*Task description*.
Extract every entry word for word.

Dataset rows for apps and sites
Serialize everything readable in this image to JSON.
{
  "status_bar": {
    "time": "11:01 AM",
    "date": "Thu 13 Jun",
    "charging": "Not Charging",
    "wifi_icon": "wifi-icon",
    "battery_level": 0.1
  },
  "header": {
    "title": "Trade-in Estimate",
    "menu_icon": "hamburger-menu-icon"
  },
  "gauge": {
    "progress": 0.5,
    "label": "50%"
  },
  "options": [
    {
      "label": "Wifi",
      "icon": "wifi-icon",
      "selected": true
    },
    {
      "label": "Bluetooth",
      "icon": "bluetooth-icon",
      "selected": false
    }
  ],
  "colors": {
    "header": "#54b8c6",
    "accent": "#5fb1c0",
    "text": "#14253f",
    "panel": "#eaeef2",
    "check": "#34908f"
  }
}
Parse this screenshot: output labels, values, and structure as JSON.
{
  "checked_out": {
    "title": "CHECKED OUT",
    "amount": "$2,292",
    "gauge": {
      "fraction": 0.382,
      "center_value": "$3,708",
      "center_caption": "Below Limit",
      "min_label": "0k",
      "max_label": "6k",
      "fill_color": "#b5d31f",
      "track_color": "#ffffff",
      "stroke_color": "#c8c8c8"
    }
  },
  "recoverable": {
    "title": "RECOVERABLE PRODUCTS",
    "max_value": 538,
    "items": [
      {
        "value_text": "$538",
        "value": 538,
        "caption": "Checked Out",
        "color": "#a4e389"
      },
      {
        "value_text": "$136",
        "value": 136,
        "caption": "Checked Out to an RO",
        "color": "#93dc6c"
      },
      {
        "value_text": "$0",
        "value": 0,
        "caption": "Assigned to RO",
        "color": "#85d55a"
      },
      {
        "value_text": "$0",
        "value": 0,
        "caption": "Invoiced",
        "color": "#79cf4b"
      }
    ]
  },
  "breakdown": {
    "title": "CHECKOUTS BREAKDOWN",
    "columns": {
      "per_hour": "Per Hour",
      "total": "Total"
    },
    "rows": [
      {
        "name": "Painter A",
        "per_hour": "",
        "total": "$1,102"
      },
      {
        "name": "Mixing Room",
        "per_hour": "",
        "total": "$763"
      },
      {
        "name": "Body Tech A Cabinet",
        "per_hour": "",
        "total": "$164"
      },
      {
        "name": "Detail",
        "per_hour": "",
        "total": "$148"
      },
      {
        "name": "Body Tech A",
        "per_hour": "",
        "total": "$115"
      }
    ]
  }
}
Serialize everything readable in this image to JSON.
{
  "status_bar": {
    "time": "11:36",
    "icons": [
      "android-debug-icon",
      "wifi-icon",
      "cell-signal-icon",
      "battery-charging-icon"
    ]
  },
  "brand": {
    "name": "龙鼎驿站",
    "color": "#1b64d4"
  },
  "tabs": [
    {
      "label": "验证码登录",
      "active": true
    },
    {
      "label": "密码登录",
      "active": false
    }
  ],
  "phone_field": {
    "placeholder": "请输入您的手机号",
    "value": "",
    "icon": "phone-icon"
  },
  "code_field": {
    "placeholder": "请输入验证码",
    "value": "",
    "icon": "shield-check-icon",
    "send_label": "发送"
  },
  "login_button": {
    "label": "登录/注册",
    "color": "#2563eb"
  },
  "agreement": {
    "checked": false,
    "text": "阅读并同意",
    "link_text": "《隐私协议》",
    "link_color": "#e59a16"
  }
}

*Response*.
Serialize everything readable in this image to JSON.
{
  "status_bar": {
    "time": "11:01 AM",
    "date": "Thu 13 Jun",
    "charging": "Not Charging",
    "wifi_icon": "wifi-icon",
    "battery_level": 0.1
  },
  "header": {
    "title": "Trade-in Estimate",
    "menu_icon": "hamburger-menu-icon"
  },
  "gauge": {
    "progress": 0.5,
    "label": "50%"
  },
  "options": [
    {
      "label": "Wifi",
      "icon": "wifi-icon",
      "selected": true
    },
    {
      "label": "Bluetooth",
      "icon": "bluetooth-icon",
      "selected": false
    }
  ],
  "colors": {
    "header": "#54b8c6",
    "accent": "#5fb1c0",
    "text": "#14253f",
    "panel": "#eaeef2",
    "check": "#34908f"
  }
}
Parse this screenshot: output labels, values, and structure as JSON.
{
  "checked_out": {
    "title": "CHECKED OUT",
    "amount": "$2,292",
    "gauge": {
      "fraction": 0.382,
      "center_value": "$3,708",
      "center_caption": "Below Limit",
      "min_label": "0k",
      "max_label": "6k",
      "fill_color": "#b5d31f",
      "track_color": "#ffffff",
      "stroke_color": "#c8c8c8"
    }
  },
  "recoverable": {
    "title": "RECOVERABLE PRODUCTS",
    "max_value": 538,
    "items": [
      {
        "value_text": "$538",
        "value": 538,
        "caption": "Checked Out",
        "color": "#a4e389"
      },
      {
        "value_text": "$136",
        "value": 136,
        "caption": "Checked Out to an RO",
        "color": "#93dc6c"
      },
      {
        "value_text": "$0",
        "value": 0,
        "caption": "Assigned to RO",
        "color": "#85d55a"
      },
      {
        "value_text": "$0",
        "value": 0,
        "caption": "Invoiced",
        "color": "#79cf4b"
      }
    ]
  },
  "breakdown": {
    "title": "CHECKOUTS BREAKDOWN",
    "columns": {
      "per_hour": "Per Hour",
      "total": "Total"
    },
    "rows": [
      {
        "name": "Painter A",
        "per_hour": "",
        "total": "$1,102"
      },
      {
        "name": "Mixing Room",
        "per_hour": "",
        "total": "$763"
      },
      {
        "name": "Body Tech A Cabinet",
        "per_hour": "",
        "total": "$164"
      },
      {
        "name": "Detail",
        "per_hour": "",
        "total": "$148"
      },
      {
        "name": "Body Tech A",
        "per_hour": "",
        "total": "$115"
      }
    ]
  }
}
Serialize everything readable in this image to JSON.
{
  "status_bar": {
    "time": "11:36",
    "icons": [
      "android-debug-icon",
      "wifi-icon",
      "cell-signal-icon",
      "battery-charging-icon"
    ]
  },
  "brand": {
    "name": "龙鼎驿站",
    "color": "#1b64d4"
  },
  "tabs": [
    {
      "label": "验证码登录",
      "active": true
    },
    {
      "label": "密码登录",
      "active": false
    }
  ],
  "phone_field": {
    "placeholder": "请输入您的手机号",
    "value": "",
    "icon": "phone-icon"
  },
  "code_field": {
    "placeholder": "请输入验证码",
    "value": "",
    "icon": "shield-check-icon",
    "send_label": "发送"
  },
  "login_button": {
    "label": "登录/注册",
    "color": "#2563eb"
  },
  "agreement": {
    "checked": false,
    "text": "阅读并同意",
    "link_text": "《隐私协议》",
    "link_color": "#e59a16"
  }
}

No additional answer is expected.